Stewart Island is a tiny speck of land in the Pacific Ocean. Antarctica would be next land mass! However, Stewart Island holds an interesting variety of forest and coastlines. I took the Rakiura Track It was sometimes swampy and then hot, then cold but always a feast for the eyes. One fond memory was walking on boards for a mile or so to avoid destroying the fragile environment. Once again the DOC hut system made the overnight stays very comfortable.

Retuning to the South Island I visited the Fox and Franz Joseph glaciers. The glaciers start at 7,800 feet high in the Southern Alps and at one time touched the Tasman Sea! Again, an unbelievable sight. My next stop was Mount Cook. I stayed at the Hermitage in a tiny room the size of a closet since I arrived late with no reservations. Once again the Kiwis made me feel right at home even though this was a major and crowded tourist site. Mount Cook is the highest mountain in New Zealand at 12,316. It was higher until an earthquake caused the top 30 feet to crumble in 1991. I still want to return there and climb it one day.

I drove back to Christchurch and up the coast to the small town of Kaikoura. This amazing town sits on the coast hugged by an 8,000 foot mountain range only a mile inland. But a mile offshore a 5,741 foot sea canyon harbors squid. This brings giant Sperm Whales to eat and spawn. As I took a small boat into the bay, I experienced sensory overload with the snow covered mountains serving as a backdrop to the deep blue ocean waters. I went whale watching but also took a swim with wild Dusky Dolphins. It was a day I never forgot

I wanted to do one more trek so I made my way to the Able Tasman National park. I took a small boat up the inland coast about 20 miles only to be dropped off to walk back. This was very different from the other treks since it mostly followed the coastline and was on the beach for much of the time. Again DOC huts made it comfortable. I drove to Nelson and took the ferry over to Wellington on the North Island. I was very impressed with Wellington, the capital of New Zealand. It reminded me of San Francisco sitting on a natural harbor at the southern tip of the North Island. It was clean, modern and appointed with great trees and flowers.

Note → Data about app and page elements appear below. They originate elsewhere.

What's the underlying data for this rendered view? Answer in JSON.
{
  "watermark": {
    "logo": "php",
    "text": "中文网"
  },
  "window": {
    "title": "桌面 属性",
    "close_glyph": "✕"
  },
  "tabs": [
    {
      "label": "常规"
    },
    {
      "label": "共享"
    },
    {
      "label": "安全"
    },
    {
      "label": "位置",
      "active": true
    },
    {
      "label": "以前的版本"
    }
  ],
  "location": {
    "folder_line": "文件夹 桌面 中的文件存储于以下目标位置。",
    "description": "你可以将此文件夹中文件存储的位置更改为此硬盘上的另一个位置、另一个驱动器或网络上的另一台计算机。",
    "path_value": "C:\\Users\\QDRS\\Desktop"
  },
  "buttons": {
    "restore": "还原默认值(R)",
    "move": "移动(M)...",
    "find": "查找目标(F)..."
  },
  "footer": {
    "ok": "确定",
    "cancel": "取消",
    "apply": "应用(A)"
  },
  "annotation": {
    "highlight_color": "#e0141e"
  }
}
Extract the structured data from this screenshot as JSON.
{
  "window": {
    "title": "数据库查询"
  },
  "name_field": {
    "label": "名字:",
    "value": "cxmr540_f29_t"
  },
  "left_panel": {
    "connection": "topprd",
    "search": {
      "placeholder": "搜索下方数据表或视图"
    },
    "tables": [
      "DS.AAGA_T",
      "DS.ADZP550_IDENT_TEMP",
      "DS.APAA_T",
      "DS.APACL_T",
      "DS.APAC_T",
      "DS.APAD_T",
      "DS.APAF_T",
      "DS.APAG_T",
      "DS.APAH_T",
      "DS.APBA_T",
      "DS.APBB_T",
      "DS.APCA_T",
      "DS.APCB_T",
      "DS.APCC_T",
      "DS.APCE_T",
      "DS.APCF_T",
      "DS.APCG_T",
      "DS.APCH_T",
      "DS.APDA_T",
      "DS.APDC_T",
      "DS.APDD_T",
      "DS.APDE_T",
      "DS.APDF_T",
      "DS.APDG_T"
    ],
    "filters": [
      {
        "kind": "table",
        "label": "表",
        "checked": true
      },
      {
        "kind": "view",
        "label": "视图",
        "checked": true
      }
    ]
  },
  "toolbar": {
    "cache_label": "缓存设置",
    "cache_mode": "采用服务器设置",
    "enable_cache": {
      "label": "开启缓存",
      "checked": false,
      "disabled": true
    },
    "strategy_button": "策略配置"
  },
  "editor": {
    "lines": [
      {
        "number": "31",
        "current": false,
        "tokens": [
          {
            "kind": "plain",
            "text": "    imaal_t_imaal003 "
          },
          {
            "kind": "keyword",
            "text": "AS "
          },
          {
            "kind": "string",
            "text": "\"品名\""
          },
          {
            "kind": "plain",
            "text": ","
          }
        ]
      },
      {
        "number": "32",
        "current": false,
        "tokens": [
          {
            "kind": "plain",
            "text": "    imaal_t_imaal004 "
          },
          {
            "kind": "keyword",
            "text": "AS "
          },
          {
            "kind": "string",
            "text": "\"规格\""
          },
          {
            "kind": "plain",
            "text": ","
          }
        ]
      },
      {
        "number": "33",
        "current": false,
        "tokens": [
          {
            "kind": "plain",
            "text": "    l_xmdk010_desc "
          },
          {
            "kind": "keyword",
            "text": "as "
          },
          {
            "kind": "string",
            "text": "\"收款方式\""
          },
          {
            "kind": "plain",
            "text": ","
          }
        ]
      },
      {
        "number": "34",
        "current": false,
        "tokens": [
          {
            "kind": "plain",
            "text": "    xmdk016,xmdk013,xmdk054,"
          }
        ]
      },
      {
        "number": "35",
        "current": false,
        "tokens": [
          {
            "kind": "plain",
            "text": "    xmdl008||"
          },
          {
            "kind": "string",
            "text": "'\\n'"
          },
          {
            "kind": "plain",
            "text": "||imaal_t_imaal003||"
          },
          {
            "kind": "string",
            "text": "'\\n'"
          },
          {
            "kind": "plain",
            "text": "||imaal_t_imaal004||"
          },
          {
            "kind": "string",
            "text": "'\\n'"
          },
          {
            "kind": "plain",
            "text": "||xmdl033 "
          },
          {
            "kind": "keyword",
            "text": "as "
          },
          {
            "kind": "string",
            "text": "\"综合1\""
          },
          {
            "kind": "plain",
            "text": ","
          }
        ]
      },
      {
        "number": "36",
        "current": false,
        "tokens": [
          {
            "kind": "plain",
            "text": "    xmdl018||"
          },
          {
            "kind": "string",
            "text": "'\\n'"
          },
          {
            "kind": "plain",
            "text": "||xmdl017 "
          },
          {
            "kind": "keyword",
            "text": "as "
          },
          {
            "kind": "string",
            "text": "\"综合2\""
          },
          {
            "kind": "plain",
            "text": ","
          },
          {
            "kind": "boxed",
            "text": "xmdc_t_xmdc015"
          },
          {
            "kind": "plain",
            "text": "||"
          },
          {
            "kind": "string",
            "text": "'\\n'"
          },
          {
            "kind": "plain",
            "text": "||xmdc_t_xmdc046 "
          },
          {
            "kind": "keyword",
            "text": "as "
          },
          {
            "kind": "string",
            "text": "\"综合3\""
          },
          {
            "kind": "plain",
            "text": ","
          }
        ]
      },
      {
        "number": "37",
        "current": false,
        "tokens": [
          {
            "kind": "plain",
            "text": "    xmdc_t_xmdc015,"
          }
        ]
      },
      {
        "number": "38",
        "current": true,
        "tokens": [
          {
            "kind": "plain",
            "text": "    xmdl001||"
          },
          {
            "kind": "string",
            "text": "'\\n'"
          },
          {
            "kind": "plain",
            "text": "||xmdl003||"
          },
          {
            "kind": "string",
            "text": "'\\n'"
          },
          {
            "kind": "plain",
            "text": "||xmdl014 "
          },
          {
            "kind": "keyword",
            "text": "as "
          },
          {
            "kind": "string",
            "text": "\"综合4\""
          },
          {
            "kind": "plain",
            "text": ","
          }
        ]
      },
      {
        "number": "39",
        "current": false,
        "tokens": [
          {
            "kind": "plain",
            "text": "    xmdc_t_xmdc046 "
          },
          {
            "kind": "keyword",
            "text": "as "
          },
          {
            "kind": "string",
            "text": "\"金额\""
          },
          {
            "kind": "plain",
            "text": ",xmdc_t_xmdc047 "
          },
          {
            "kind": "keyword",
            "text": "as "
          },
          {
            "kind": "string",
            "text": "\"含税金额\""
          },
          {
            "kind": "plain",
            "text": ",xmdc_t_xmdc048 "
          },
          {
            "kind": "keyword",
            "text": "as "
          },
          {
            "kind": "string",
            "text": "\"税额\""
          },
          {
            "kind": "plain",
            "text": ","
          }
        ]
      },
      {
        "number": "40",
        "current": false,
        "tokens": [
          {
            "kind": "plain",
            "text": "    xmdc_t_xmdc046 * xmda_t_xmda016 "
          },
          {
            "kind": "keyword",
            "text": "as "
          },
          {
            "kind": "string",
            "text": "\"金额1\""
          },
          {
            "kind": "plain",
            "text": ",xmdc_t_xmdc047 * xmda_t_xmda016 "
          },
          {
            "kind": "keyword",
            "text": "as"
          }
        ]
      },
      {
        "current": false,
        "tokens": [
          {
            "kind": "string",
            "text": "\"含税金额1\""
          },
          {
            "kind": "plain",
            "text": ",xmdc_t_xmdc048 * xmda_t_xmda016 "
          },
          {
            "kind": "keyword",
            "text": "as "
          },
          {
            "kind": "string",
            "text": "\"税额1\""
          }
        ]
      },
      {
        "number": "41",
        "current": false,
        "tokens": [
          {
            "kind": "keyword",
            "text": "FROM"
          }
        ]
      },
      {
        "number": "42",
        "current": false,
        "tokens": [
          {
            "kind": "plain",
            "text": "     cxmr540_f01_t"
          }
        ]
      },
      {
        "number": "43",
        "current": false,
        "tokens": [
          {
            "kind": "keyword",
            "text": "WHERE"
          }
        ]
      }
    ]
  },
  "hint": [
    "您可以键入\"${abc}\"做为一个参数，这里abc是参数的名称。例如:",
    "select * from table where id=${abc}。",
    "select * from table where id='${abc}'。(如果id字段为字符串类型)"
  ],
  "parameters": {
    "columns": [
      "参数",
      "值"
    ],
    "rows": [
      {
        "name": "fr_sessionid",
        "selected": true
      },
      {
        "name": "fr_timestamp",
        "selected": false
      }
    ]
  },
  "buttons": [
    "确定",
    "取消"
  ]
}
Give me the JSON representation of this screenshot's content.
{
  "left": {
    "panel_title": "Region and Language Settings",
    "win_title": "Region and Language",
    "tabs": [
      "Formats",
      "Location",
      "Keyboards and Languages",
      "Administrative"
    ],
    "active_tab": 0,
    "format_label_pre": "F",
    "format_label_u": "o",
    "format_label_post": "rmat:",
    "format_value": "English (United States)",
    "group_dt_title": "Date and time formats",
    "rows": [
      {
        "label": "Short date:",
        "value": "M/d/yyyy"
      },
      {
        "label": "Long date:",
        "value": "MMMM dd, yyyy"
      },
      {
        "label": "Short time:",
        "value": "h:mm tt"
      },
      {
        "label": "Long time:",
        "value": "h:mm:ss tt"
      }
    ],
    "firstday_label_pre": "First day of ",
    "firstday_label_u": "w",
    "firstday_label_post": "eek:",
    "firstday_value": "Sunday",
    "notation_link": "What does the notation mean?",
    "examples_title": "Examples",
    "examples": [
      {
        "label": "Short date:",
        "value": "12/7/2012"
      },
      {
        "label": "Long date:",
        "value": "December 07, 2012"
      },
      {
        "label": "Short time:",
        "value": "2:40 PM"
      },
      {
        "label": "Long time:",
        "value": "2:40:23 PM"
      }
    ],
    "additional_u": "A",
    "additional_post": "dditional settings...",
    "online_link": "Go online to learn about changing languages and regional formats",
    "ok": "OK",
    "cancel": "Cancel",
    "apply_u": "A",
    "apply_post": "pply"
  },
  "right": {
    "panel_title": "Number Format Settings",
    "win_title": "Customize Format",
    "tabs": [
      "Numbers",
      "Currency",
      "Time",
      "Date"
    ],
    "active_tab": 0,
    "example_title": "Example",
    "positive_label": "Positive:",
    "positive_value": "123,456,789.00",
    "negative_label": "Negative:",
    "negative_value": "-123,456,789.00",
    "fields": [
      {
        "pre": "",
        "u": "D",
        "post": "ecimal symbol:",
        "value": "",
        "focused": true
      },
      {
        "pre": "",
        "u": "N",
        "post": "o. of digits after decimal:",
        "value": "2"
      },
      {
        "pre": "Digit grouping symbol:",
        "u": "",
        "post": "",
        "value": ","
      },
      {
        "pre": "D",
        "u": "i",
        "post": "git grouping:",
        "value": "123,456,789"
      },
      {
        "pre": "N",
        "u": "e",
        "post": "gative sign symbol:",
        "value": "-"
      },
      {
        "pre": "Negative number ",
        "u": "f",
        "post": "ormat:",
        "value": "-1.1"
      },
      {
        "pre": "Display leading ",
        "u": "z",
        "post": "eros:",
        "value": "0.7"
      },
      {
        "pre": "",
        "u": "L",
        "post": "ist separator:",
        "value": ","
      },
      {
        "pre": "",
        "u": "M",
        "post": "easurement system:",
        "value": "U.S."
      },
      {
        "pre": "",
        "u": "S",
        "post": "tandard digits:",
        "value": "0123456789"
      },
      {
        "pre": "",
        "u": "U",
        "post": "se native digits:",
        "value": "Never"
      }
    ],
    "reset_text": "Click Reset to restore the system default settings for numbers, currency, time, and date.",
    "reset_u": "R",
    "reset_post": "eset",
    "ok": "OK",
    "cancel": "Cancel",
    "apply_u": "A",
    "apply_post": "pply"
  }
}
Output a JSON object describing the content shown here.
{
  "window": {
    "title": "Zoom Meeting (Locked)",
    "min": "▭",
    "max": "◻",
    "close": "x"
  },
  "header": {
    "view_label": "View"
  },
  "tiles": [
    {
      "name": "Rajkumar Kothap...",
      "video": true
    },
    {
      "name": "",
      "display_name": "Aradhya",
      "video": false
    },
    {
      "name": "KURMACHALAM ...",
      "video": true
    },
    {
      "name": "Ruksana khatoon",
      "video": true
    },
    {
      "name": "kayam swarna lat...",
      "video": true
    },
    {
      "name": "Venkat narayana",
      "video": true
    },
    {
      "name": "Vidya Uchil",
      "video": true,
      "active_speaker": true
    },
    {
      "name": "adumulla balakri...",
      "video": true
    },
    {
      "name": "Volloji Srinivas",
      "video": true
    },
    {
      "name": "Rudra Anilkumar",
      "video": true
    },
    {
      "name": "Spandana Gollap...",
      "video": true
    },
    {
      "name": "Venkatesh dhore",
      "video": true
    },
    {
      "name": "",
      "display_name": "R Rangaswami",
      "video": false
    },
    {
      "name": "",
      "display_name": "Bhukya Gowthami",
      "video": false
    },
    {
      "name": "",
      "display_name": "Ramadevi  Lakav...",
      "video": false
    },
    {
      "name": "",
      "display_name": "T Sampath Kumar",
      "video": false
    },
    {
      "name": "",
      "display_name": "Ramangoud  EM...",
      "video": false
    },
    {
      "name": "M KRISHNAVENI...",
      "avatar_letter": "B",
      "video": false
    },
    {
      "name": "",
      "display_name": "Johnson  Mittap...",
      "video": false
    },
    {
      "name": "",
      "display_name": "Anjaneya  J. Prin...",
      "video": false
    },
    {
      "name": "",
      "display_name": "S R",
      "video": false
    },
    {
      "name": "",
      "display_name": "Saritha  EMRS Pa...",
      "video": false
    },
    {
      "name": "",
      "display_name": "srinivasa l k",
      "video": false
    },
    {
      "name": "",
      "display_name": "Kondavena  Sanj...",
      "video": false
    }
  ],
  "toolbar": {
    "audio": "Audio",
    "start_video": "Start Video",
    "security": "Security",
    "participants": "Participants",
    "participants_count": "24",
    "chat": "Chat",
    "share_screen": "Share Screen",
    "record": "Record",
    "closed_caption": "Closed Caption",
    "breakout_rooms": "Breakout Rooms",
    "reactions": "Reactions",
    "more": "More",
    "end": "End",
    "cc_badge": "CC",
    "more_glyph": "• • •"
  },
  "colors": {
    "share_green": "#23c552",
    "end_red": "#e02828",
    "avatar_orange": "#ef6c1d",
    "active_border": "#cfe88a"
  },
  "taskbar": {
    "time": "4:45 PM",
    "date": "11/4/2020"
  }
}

I was running out of time so I drove directly to Rotorua, the center of the Maori culture, the indigenous people of New Zealand. Then up to the Coromandel Peninsula. This is where the Aucklanders go for summer holidays and to spend time on the pristine beaches. I returned to Auckland in time to have one more wonderful meal of New Zealand lamb and local Villa Maria wine before my flight back home.

In 1999, and I returned to New Zealand to bring in the new century. We visited many of the same places I did on my first visit including Kaikoura, Christchurch, the Milford Sound, Wellington and more but the highlight was our four day tramp on the Milford Track. thoroughly enjoyed it as did I and it was very rewarding sharing this special place with her. Please enjoy some pictures of the Milford. We had a fantastic time on New Year's eve 1999 at a party in Auckland. We brought the new century in with style!

New Zealand is a fantastic place. It is clean, safe, modern and very welcoming to visitors. The natural beauty is right up there with Norway. If you ever go, make sure you plan enough time since you will certainly leave without seeing everything you wanted to see. But then again, that makes a great excuse to go back!